The Sin of the Self-Righteous
“Your brother has come, and your father has killed the fattened calf, because he has received him back safe and sound.” But he was angry and refused to go in. Luke 15:27-28
Self-righteousness is one of those attributes that’s easy to see in others. In my own addiction, I was acutely sensitive to those whom I felt looked down on me. I knew everyone struggled with something and I was annoyed by those who were prideful about the fact that they’d never struggled with addiction. You’re not better than me. You’re just an arrogant jerk and you can’t see it!
Self-righteousness is one of those attitudes that is easy to adopt without seeing it in ourselves. As soon as I began to recover, it was natural to begin looking down on those who were still engaged in some struggle. What’s wrong with you? I dealt with my mess. Why don’t you?
Self-righteousness was the sin of the older brother in the story of the prodigal son. In the parable, Jesus described how the younger brother returned home after running off and living recklessly. The loving father – who just wanted his son back – embraced the prodigal son, showered him with grace, and celebrated his return.
The older brother was bitter. Look, these many years I have served you, and I never disobeyed your command, yet you never gave me a young goat, that I might celebrate with my friends. But when this son of yours came, who has devoured your property with prostitutes, you killed the fattened calf for him (Luke 15:29-30)!
The older son refused to celebrate. He was right in believing that his little brother had sinned greatly. Where he went wrong though, was in believing himself to be better and more deserving of his father’s love. The story leaves us with the older brother remaining outside of the celebration and outside of his father’s grace. Believing himself to be good enough on his own, he couldn’t stand the grace of his father and so, he chose to live in exile from it. In the end, one of the brothers was healed by grace and one chose the misery of self-righteousness.

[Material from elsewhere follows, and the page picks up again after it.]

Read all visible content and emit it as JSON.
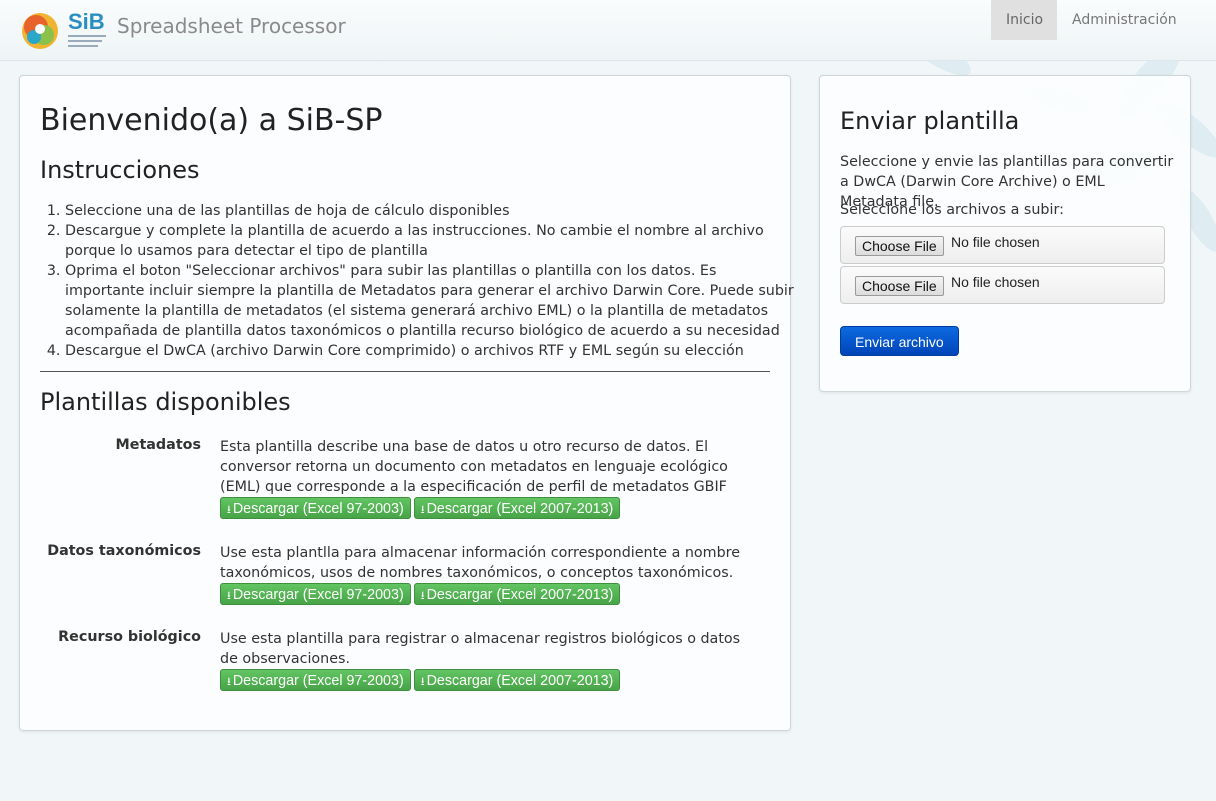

None of us are good enough to earn God’s love. We receive it only when we acknowledge our need and humbly turn to him. If we desire to live by grace, we must accept that we all struggle and that we all need the father.